#### ASSIGNMENT
Here are some records; copy every line that holds the word "your".

#### RECORDS FOR PROCESSING
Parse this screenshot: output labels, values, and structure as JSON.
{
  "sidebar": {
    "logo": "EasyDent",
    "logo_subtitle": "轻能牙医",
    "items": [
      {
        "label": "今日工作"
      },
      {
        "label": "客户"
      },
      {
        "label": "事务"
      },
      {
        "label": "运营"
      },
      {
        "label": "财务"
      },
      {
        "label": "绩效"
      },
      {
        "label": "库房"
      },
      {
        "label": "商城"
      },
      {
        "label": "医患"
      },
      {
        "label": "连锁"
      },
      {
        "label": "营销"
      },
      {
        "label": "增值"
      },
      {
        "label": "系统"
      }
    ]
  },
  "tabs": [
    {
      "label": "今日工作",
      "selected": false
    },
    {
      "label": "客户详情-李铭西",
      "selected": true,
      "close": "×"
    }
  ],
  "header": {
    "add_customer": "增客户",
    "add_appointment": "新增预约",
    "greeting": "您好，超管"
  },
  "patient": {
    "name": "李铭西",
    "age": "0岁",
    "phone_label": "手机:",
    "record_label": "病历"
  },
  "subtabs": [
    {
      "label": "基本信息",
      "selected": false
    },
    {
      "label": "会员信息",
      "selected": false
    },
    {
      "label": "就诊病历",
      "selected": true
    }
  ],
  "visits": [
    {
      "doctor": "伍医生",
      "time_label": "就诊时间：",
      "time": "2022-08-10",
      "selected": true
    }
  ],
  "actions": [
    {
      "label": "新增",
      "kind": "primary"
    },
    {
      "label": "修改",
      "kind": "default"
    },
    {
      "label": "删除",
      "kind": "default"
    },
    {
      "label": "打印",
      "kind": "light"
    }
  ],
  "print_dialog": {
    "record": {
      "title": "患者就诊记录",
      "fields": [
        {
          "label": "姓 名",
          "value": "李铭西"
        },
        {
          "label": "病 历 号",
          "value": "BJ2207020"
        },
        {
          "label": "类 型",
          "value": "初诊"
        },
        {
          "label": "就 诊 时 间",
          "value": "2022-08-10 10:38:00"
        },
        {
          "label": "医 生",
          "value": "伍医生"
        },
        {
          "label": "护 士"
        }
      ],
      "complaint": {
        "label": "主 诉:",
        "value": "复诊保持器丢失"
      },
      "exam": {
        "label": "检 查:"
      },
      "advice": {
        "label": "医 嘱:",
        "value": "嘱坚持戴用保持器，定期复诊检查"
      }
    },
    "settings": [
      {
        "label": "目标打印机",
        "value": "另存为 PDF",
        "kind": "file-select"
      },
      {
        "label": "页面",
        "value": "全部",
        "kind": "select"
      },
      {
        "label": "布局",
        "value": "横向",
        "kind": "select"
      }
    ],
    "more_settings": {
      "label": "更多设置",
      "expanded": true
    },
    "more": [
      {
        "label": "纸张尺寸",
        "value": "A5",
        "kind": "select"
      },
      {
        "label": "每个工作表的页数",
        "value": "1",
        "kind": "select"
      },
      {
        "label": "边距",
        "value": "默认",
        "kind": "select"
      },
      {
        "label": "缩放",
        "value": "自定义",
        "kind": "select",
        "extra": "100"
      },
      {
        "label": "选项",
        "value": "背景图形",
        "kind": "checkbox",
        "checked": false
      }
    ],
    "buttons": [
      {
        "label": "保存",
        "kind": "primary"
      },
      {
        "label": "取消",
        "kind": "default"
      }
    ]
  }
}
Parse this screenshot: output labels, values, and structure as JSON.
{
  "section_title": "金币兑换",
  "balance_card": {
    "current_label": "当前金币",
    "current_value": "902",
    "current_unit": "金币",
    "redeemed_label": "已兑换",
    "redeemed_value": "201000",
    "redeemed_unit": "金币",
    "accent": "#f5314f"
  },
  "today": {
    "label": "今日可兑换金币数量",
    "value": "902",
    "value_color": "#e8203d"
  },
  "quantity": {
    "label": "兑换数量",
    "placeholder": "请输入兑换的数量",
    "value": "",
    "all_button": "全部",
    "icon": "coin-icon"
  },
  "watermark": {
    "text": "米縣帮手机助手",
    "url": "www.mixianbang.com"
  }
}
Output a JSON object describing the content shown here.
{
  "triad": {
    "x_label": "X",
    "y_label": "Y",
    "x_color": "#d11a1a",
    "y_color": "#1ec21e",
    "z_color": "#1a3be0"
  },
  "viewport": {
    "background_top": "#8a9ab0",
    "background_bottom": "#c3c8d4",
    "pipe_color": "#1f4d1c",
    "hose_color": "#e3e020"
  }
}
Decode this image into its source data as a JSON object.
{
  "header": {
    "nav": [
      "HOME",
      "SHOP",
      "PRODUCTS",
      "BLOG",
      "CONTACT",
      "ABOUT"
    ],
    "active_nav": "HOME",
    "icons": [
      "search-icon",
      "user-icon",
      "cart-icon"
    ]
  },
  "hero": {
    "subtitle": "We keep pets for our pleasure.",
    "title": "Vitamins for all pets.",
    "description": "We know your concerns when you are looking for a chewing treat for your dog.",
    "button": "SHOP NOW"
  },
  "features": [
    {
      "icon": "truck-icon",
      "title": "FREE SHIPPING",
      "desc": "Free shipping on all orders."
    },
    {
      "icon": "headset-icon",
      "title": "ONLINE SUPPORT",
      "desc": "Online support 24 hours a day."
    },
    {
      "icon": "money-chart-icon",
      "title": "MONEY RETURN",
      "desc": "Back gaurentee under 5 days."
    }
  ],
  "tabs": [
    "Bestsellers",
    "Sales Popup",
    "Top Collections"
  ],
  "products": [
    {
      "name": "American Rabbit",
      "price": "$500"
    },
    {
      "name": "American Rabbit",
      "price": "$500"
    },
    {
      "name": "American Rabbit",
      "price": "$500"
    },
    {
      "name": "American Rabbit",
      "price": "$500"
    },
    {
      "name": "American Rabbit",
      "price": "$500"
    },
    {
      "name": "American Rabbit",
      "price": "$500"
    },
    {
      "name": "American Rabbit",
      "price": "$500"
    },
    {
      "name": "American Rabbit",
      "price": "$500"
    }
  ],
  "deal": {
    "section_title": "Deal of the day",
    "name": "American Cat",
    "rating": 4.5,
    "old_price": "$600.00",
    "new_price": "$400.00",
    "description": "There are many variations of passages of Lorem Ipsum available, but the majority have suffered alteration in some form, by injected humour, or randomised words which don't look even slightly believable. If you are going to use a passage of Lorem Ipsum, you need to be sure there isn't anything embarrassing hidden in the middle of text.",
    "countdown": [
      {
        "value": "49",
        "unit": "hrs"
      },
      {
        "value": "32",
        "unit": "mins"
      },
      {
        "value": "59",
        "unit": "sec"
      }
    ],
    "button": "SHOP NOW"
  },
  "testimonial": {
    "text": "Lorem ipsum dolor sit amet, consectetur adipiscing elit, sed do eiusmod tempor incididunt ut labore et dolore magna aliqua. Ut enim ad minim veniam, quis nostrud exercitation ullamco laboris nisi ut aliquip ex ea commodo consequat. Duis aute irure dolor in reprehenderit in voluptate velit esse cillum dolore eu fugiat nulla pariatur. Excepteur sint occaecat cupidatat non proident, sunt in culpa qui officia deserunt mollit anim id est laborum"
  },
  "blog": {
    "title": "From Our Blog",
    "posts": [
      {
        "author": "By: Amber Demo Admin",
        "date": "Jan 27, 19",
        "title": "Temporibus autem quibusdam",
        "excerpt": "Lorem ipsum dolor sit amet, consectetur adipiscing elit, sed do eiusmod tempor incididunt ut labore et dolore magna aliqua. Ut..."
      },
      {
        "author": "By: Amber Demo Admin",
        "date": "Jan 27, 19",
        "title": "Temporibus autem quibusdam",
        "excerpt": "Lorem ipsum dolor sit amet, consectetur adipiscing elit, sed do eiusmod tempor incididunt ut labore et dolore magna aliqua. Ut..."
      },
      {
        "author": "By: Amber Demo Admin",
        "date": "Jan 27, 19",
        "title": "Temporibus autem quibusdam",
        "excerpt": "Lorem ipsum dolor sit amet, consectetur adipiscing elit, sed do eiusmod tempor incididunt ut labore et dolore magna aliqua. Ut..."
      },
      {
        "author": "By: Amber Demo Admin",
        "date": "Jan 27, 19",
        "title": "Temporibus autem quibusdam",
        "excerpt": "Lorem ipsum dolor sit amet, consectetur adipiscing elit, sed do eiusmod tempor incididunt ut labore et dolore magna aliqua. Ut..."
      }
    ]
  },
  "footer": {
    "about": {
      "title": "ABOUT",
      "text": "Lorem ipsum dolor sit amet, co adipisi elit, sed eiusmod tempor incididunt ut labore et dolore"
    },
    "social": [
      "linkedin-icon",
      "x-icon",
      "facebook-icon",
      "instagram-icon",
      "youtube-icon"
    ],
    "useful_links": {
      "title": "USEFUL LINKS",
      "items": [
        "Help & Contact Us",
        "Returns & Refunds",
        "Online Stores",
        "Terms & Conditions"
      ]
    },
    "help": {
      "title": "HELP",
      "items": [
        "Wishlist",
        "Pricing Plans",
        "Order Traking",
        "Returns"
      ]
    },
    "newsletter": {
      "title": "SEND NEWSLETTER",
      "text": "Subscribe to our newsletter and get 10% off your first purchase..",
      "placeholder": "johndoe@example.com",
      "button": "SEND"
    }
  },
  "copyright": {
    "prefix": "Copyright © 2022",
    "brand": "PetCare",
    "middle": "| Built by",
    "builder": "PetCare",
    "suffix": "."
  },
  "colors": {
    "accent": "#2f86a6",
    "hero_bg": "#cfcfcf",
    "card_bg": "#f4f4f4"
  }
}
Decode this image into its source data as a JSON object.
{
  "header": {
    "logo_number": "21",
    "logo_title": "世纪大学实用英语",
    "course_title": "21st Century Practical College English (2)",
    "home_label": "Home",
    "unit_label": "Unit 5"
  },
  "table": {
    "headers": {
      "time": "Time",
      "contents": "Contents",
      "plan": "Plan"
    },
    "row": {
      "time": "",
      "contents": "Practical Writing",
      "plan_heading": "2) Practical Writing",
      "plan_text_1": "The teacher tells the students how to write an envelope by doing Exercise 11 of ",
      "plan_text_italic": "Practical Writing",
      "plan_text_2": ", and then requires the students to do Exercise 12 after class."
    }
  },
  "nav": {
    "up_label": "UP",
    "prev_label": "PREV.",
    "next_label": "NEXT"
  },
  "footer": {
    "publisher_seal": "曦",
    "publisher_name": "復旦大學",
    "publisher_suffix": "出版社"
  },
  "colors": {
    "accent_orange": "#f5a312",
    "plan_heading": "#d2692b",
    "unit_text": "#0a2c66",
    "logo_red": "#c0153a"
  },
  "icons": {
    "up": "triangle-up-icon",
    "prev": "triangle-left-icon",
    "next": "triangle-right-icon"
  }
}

#### RESPONSE AREA
    "description": "We know your concerns when you are looking for a chewing treat for your dog.",
      "text": "Subscribe to our newsletter and get 10% off your first purchase..",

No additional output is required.